A brief overview of Benign paroxysmal positional vertigo – the root cause behind Vertigo
Posted: Feb 04, 2015
Benign paroxysmal positional vertigo or BPPV as it is more commonly known as, is one of the root causes of vertigo, a disease in which the patient experiences the sensation of the world spinning around while he is standing still. BPPV is said to be the most common cause of vertigo but generally has a very mild effect. Symptoms of BPPV are observed only when a person moves his head in a sudden motion such as moving head sideways very quickly or nodding in quick succession.
Before knowing the causes of BPPV, it is important to understand what exactly goes wrong in BPPV which results in dizzying sensations. BPPV is associated with the internal organs in an ear.
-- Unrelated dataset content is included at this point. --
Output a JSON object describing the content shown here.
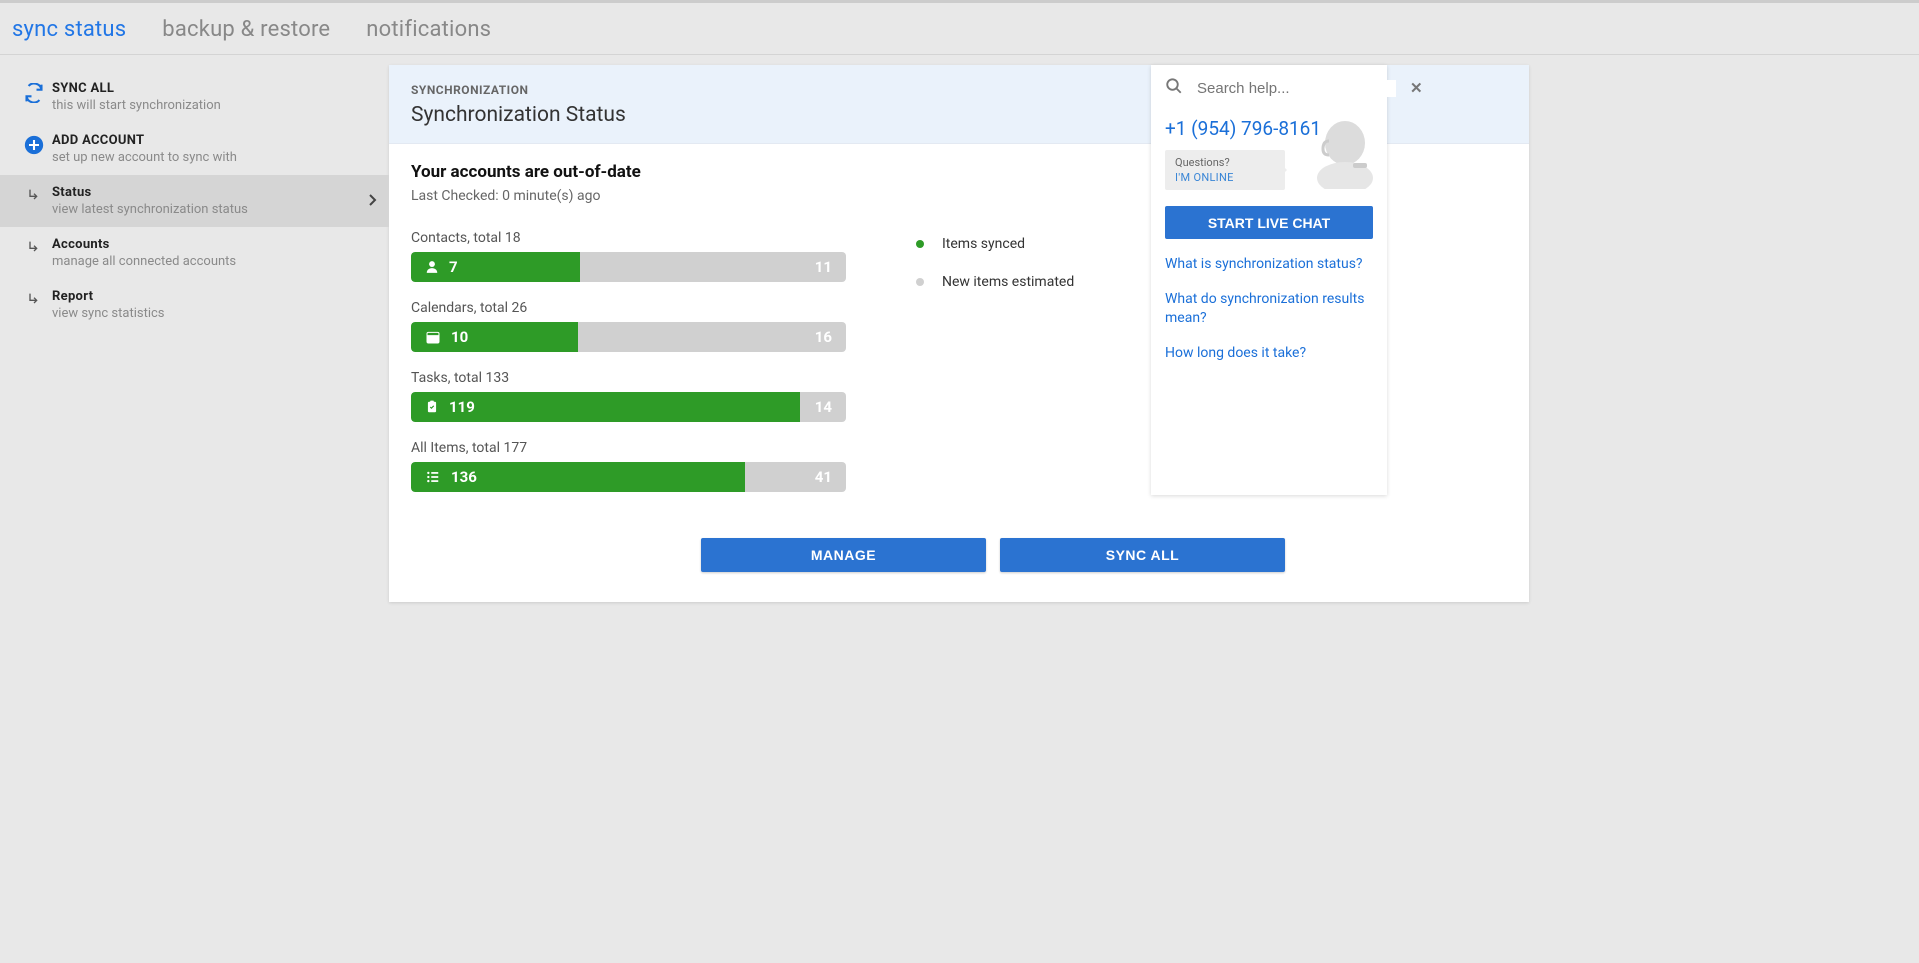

The innermost part of the ear contains a labyrinth of nerves and small organs, most important of which are three semi-circular canals which are responsible for monitoring the rotation of the head. In BPPV, due to some reason, certain ear crystals get dislodged from their original position and accumulate in one of these canals, jamming it and affecting its functioning. As a result, it starts responding to head position changes which it normally does not do, causing dizziness.
The exact cause why the ear crystals get dislodged and move into the canal is not known. However, the following causes are broadly considered while diagnosing BPPV:
- Head injuries
- Ear infections or surgeries
- Medications which may have side effects affecting the ear
- Prolonged bed rest such that the person’s head remains in the same position
To diagnose BPPV, the doctor will generally conduct a physical examination first to test the patient’s eye movements, head movements and their effect through a series of exercises. Thereafter, the following two tests may be performed:
- Electronystagmography (ENG) – The test is basically performed to detect nystagmus, a condition associated with Vertigo in which eye movement coordination is affected. The test is performed using electrodes or through micro cameras in case of VNG.
- Magnetic Resonance Imaging (MRI) – This test is not very commonly prescribed but can be useful in cases where a brain tumour is suspected. The test is basically an advanced form of X-ray and gives a cross-sectional image of the brain and surrounding organs including the ear labyrinth.
The treatment for BPPV is fairly simple as it rarely involves any drugs or other strong medications. The most effective treatment is canalithic repositioning which indicates a set of exercises which can reposition the ear crystals which are blocking the sensitive canals and set them back in their original place.
In rare cases when canalithic repositioning does not work, surgery is done to plug the affected canal in order to make it stop responding to head movements.